Read More

Cate Blanchett Narrates This Lovely Ad About the Different Ways People Celebrate Christmas

December 16, 2016  |  Media Week  |  No Comments

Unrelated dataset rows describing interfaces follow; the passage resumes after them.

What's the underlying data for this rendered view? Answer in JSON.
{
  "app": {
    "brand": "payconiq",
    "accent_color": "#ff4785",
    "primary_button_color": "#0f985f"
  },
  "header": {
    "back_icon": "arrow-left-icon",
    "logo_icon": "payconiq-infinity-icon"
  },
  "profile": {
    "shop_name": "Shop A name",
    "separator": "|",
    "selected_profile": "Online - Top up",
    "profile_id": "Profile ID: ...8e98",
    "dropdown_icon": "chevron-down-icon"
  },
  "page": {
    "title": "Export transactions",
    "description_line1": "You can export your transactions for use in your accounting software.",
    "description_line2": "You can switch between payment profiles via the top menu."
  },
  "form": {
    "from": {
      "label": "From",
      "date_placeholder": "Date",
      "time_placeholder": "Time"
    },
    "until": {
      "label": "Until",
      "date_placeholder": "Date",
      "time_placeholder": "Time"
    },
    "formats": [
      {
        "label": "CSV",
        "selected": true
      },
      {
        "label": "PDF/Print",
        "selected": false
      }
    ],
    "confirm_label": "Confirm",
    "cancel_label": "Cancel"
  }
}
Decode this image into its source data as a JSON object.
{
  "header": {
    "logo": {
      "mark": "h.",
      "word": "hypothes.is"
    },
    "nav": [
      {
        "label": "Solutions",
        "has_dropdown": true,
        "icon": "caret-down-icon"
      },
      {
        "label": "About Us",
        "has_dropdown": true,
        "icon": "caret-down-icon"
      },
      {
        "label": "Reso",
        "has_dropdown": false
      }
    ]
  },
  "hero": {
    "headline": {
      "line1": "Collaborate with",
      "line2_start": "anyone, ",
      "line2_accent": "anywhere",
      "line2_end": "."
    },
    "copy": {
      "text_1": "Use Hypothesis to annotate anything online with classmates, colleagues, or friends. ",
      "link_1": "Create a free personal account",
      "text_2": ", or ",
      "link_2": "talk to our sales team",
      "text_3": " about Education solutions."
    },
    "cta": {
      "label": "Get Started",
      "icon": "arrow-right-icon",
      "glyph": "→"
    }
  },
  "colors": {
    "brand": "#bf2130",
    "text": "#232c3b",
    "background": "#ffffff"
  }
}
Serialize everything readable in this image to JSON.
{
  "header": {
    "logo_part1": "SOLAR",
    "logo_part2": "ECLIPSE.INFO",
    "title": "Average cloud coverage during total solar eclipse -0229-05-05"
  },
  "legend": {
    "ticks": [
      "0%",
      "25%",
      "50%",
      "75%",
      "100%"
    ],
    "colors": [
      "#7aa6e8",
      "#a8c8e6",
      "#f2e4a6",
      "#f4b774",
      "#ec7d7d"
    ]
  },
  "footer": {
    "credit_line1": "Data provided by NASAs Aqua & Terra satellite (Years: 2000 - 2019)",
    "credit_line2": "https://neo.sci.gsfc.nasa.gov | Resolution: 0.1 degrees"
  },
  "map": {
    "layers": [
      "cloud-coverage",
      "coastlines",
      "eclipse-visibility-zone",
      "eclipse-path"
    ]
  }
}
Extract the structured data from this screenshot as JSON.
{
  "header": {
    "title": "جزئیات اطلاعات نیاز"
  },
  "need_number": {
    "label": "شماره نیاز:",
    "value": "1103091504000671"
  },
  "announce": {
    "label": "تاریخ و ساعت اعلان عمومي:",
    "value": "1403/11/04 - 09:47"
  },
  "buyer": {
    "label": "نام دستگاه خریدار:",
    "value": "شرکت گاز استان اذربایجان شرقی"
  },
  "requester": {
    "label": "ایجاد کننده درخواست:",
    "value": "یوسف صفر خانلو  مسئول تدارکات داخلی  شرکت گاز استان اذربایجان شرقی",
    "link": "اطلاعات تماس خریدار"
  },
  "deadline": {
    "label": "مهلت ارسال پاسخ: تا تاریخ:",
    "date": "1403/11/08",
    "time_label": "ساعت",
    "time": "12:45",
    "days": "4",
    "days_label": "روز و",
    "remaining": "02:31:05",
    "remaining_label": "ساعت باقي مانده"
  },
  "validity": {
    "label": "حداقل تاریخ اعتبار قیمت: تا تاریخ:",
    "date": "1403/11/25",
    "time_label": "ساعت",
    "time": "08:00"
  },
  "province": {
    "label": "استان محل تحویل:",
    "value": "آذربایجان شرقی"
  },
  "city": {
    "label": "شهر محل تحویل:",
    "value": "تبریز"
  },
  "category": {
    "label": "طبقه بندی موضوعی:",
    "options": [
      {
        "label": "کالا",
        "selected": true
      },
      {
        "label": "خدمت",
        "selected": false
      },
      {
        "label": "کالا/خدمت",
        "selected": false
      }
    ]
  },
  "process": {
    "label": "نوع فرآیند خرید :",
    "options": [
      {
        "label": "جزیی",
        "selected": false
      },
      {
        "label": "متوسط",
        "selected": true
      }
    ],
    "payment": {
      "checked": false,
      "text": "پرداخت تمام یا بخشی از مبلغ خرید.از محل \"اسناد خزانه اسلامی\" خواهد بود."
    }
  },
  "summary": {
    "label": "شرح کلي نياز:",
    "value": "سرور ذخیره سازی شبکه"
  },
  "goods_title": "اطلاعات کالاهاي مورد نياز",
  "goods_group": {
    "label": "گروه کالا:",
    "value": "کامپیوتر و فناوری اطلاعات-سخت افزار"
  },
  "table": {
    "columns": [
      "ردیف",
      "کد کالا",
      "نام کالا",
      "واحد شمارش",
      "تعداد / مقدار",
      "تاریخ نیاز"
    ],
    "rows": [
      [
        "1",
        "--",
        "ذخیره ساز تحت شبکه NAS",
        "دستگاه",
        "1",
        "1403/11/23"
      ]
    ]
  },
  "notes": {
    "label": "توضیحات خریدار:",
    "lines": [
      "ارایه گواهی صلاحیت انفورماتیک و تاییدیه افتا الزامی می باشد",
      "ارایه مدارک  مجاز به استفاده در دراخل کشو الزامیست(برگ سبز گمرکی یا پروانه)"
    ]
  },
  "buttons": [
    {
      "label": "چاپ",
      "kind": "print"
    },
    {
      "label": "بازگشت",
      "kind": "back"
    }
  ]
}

Everyone celebrates Christmas a little differently. Some people like to throw ugly sweater parties; others like to blow past the season without giving it a second thought. A new campaign from retailer David Jones starring actress Cate Blanchett gives viewers a glimpse into what the holiday brings for people in Australia. You might find it's not so different from your own celebrations. The spot from TBWA in Sydney opens with Blanchett asking, "How do you Christmas?" As the spot unfolds, the viewer sees a whole host of ways people prepare for the holidays. It starts off pretty tame but quickly escalates to pretty out of control. "Whether it is finding the perfect gift for a loved one, preparing the home for a Christmas feast, curating the perfect outfit for seasonal celebrations or bringing the magic of Christmas alive with engaging activities for your children, David Jones provides endless possibilities for everyone," David Thomas, CEO of David Jones, told B&T Magazine. That sentiment is echoed nicely in the charming spot narrated by Blanchett with shots of all types of personalities around the holiday season, from those decked head to toe in ugly holiday sweaters and Christmas socks to those who, at the age of 30, are still making an annual trip to visit Santa Claus. Finally, at the end of the spot, we see Blanchett waking up in the wee hours of Christmas Day to her young daughter celebrating the fact that Christmas has finally arrived.

Read More